What is needed is an exact copy of every entry.

++++ Data to examine

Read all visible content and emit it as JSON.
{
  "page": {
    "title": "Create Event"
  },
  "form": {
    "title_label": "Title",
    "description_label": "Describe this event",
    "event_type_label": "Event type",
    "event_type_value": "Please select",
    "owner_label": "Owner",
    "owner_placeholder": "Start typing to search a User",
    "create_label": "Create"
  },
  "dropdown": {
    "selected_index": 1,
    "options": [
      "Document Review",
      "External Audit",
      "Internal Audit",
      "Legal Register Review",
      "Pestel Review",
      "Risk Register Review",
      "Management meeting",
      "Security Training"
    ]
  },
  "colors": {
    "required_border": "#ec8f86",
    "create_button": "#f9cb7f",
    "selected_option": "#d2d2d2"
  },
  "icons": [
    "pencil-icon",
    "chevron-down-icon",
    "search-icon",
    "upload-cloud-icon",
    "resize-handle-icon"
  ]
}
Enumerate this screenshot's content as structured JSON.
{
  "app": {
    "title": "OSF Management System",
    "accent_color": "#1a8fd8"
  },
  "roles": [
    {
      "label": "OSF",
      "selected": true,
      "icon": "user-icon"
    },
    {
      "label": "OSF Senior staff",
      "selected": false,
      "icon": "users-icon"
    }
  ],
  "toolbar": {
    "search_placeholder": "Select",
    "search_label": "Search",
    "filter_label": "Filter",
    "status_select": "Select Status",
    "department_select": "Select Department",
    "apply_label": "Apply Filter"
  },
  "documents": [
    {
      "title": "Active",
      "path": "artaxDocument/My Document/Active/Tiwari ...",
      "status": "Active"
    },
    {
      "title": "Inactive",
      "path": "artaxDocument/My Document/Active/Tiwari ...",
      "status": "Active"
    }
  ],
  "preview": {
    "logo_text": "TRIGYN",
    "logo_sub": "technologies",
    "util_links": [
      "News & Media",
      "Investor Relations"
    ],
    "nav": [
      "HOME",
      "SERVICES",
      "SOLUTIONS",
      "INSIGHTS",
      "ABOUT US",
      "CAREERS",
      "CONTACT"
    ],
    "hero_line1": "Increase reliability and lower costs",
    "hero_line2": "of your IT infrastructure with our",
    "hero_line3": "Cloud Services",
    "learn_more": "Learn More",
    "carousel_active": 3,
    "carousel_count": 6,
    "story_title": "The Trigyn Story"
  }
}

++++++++

• **Your response**:
Read all visible content and emit it as JSON.
{
  "page": {
    "title": "Create Event"
  },
  "form": {
    "title_label": "Title",
    "description_label": "Describe this event",
    "event_type_label": "Event type",
    "event_type_value": "Please select",
    "owner_label": "Owner",
    "owner_placeholder": "Start typing to search a User",
    "create_label": "Create"
  },
  "dropdown": {
    "selected_index": 1,
    "options": [
      "Document Review",
      "External Audit",
      "Internal Audit",
      "Legal Register Review",
      "Pestel Review",
      "Risk Register Review",
      "Management meeting",
      "Security Training"
    ]
  },
  "colors": {
    "required_border": "#ec8f86",
    "create_button": "#f9cb7f",
    "selected_option": "#d2d2d2"
  },
  "icons": [
    "pencil-icon",
    "chevron-down-icon",
    "search-icon",
    "upload-cloud-icon",
    "resize-handle-icon"
  ]
}
Enumerate this screenshot's content as structured JSON.
{
  "app": {
    "title": "OSF Management System",
    "accent_color": "#1a8fd8"
  },
  "roles": [
    {
      "label": "OSF",
      "selected": true,
      "icon": "user-icon"
    },
    {
      "label": "OSF Senior staff",
      "selected": false,
      "icon": "users-icon"
    }
  ],
  "toolbar": {
    "search_placeholder": "Select",
    "search_label": "Search",
    "filter_label": "Filter",
    "status_select": "Select Status",
    "department_select": "Select Department",
    "apply_label": "Apply Filter"
  },
  "documents": [
    {
      "title": "Active",
      "path": "artaxDocument/My Document/Active/Tiwari ...",
      "status": "Active"
    },
    {
      "title": "Inactive",
      "path": "artaxDocument/My Document/Active/Tiwari ...",
      "status": "Active"
    }
  ],
  "preview": {
    "logo_text": "TRIGYN",
    "logo_sub": "technologies",
    "util_links": [
      "News & Media",
      "Investor Relations"
    ],
    "nav": [
      "HOME",
      "SERVICES",
      "SOLUTIONS",
      "INSIGHTS",
      "ABOUT US",
      "CAREERS",
      "CONTACT"
    ],
    "hero_line1": "Increase reliability and lower costs",
    "hero_line2": "of your IT infrastructure with our",
    "hero_line3": "Cloud Services",
    "learn_more": "Learn More",
    "carousel_active": 3,
    "carousel_count": 6,
    "story_title": "The Trigyn Story"
  }
}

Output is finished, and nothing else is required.